I’m so glad modern libraries lend out e-books, because if I want to read something by a best-selling author, it’s not always available in Kindle Unlimited. Sometimes I go onto the library website and just look for available mysteries or whatever, and try a new-to-me author. That’s how I found this wonderful book and read it (I hardly ever read print books any more….).
The Life We Bury is Allen Eskens‘ first novel, and it was nominated for several awards. It won for the Best Debut Novel of 2014 at the Left Coast Crime Conference, winning the Rosebud Award. It was also named a finalist for the Edgar Award, the Thriller Award, the Anthony Award for Best First Novel, the Barry Award for Best Paperback Original novel, and the Minnesota Book Award for Best Genre Fiction. That means it has to be good, right? It is.

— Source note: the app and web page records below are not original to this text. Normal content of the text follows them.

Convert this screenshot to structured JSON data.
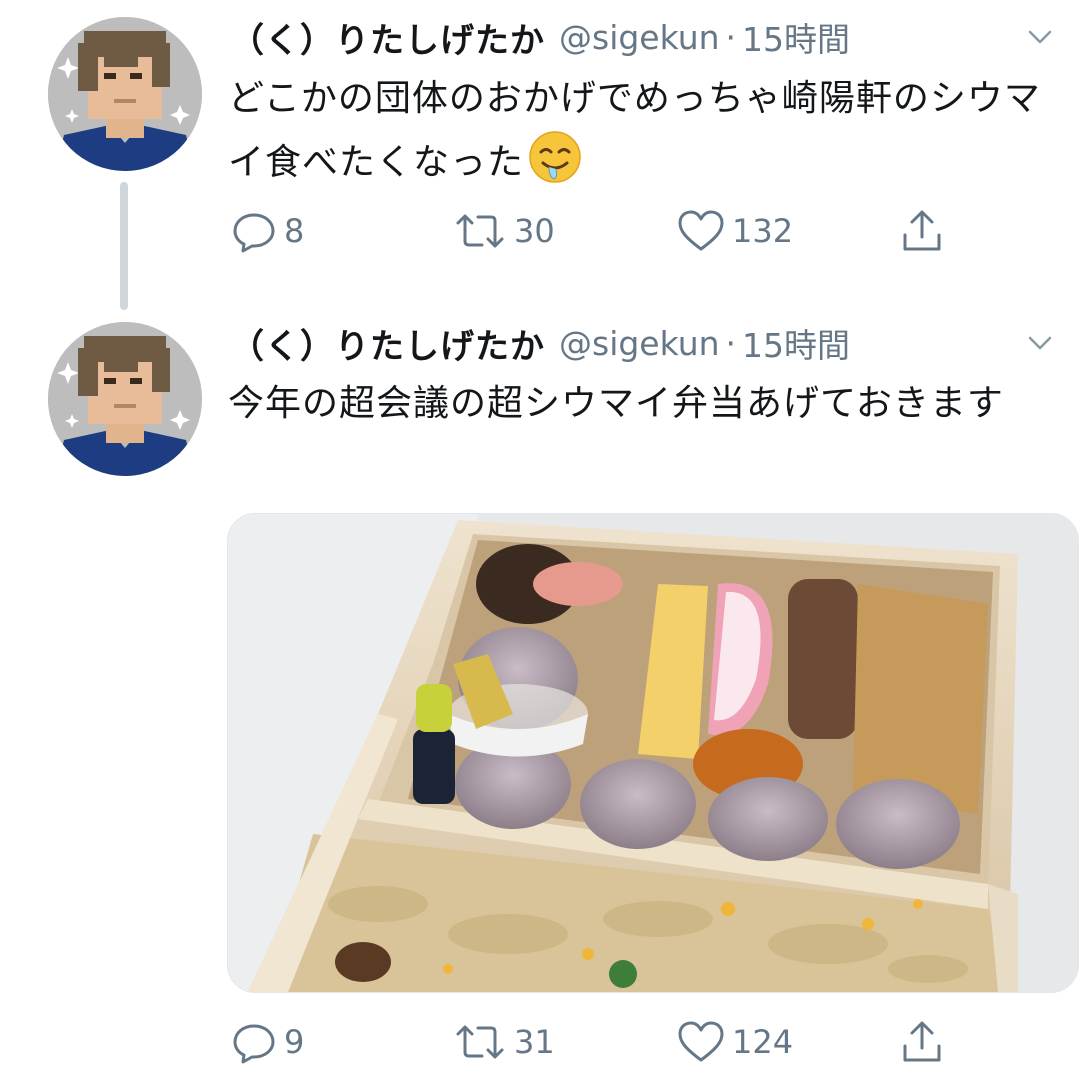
{
  "tweets": [
    {
      "display_name": "（く）りたしげたか",
      "handle": "@sigekun",
      "separator": "·",
      "time": "15時間",
      "text": "どこかの団体のおかげでめっちゃ崎陽軒のシウマイ食べたくなった",
      "emoji_icon": "drooling-face-icon",
      "reply_count": "8",
      "retweet_count": "30",
      "like_count": "132"
    },
    {
      "display_name": "（く）りたしげたか",
      "handle": "@sigekun",
      "separator": "·",
      "time": "15時間",
      "text": "今年の超会議の超シウマイ弁当あげておきます",
      "media_icon": "bento-photo",
      "reply_count": "9",
      "retweet_count": "31",
      "like_count": "124"
    }
  ],
  "icons": {
    "reply": "reply-icon",
    "retweet": "retweet-icon",
    "like": "heart-icon",
    "share": "share-icon",
    "more": "chevron-down-icon"
  },
  "colors": {
    "text": "#14171a",
    "secondary": "#657786",
    "thread_line": "#cfd6dc"
  }
}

This is an entertaining cozy mystery series with, as the blurb says, a mild PG rating – “because hey, there’s a dead guy in it.” Amanda Graham is the heroine of this series, and she’s pretty much a murder magnet. She inherits a B&B that’s in dire need of renovation, and of course there’s a dead body in the garden.
The first of eight books in the series is Bed, Breakfast, & Bones. Sounds disgusting, but I still recommend it, especially if you’re a cozy fan like me. Plus I love pink, so…. there’s that.
Other than scripture or a check with my name on it, this book may be the best thing I’ve ever read. It is a masterpiece, and I recommend it to anyone and everyone. Aside from the great story, the amount of research this work must have required is staggering. The plot centers around the Jewishefforts to return to their homelandafter World War II. In spite of resolutions and legalities, most nations were unwilling to help, and actively worked against the Jews. Sadly, the Britishand the Americanswere among the worst perpetrators, putting their economic interests before the lives of an entire people. The tragedies and costs of war are highlighted, along with the indomitable spirits of the Israelis. In spite of having almost the whole world arrayed against them, they have survived and thrived.
This series, Navajo Nation Mysteries, by R. Allen Chappell, is a favorite of mine. I love these stories that combine Navajoculture with how the modern world intrudes – sometimes making things better, sometimes not. Charlie Yazzie symbolizes the modern world, as he’s a college graduate and a lawyer, who is skeptical of the ancient superstitions but suspects there’s some truth to them. Charlie has two friends, Thomas Begay and Harley Ponyboy, who are either in trouble or helping him solve mysteries (or both) in the books.
I started reading this series by Agatha Frost some time ago, and have been reading each installment as they’ve become available. I read a lot of books, and I especially like cozies. This cozy mystery series is a favorite of mine, and I keep hoping it will never end. The first book of the series is Pancakes and Corpses. The heroine is Julia South, who owns the Peridale Café, finds the dead bodies, and solves the crimes.